This car has been superseded by a newer model, click here to go to the latest Mercedes-Benz C-Class Coupe review.

Parkers overall rating: 4 out of 5 4.0

There’s a choice of five engines – three petrol and two diesel – all labelled as BlueEFFICIENCY and all fitted with stop/start technology. The petrol engines are two 1.8-litre versions with either 156bhp (C180) or 204bhp (C250) and a range-topping 3.5-litre V6 dubbed the C350 that produces 306bhp and will cover the 0-62mph sprint in 6.0s. The two petrol engine cars come equipped with the manufacturer’s seven-speed automatic gearbox as standard, while it is optional on the diesel models.

On the diesel front, both are 2.2-litre engines with 170bhp (C220 CDi) or 204bhp (C250CDi). The C220 will get from zero to 62mph in 8.1 seconds and it has a top speed of 143mph. Whereas the more powerful C250CDi will complete the benchmark sprint to 62mph in 7.1 seconds and it has a top speed of 149mph. For any overtaking in the lower-powered petrol models, you may find yourself having to drop down a gear or two.

The seven-speed automatic gearbox on the petrol cars feels as if it has been set-up for economy and emissions rather than performance, this just means that you need to plan overtaking when driving on single-lane carriageways. For 2013 the C-Class was updated, with a new C180 BlueEFFICIENCY introduced. This 1.6-litre petrol engine returns 44.1mpg on the combined cycle, emitting 149g/km of CO2.

Power is rated at 154bhp with 250Nm of pulling power.

There’s a marked difference when comparing the Coupe to the saloon. The drive is more engaging and the lower ride height is noticeable when cornering. The Coupe has plenty of front-end grip and turns in well, but it doesn’t offer the level of driver feedback you get from a BMW 3-Series Coupe. It’s still entertaining, however, and offers an engaging drive – it just hasn’t reached the top of the class as of yet.

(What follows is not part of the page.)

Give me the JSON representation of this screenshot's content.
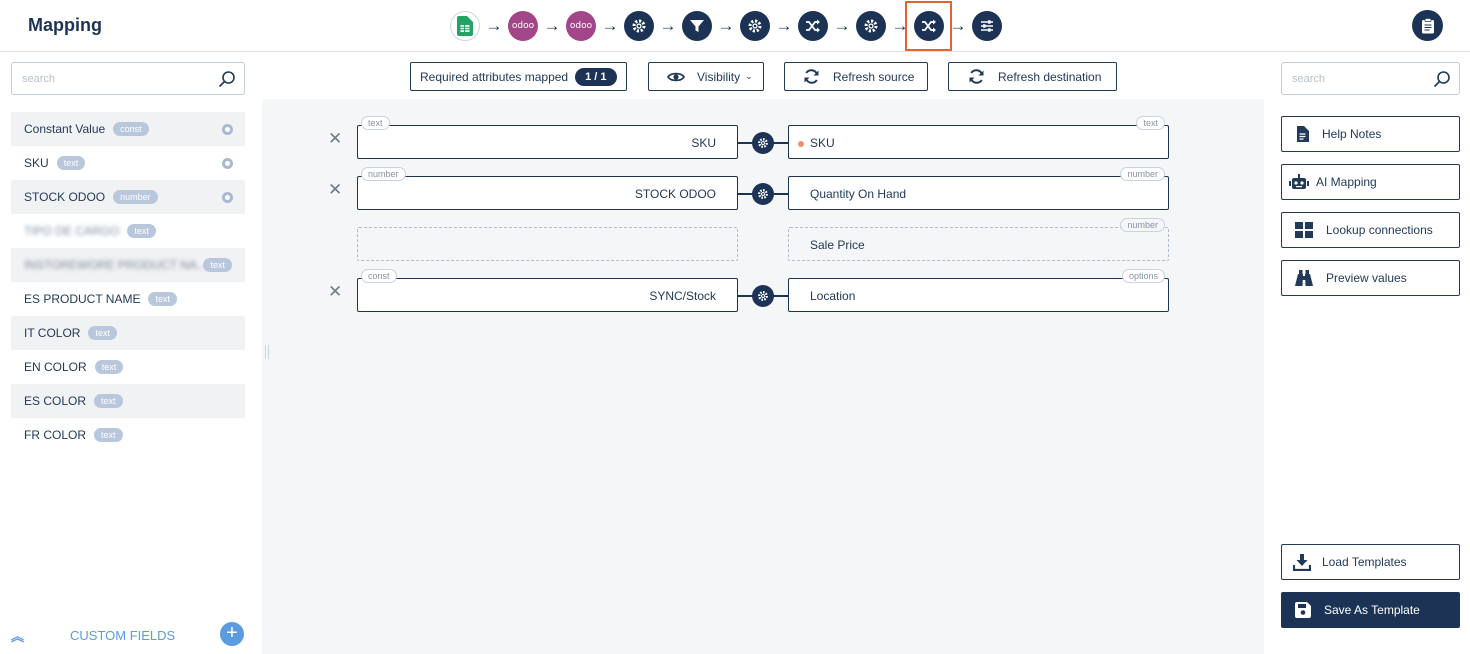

Even with the speed sensitive steering (this comes as standard) the Mercedes still lacks that all important communication from the front wheels to the driver. There’s minimum body roll in the corners, which makes the ride even more pleasurable and should please any car-sick prone passengers you have in the back.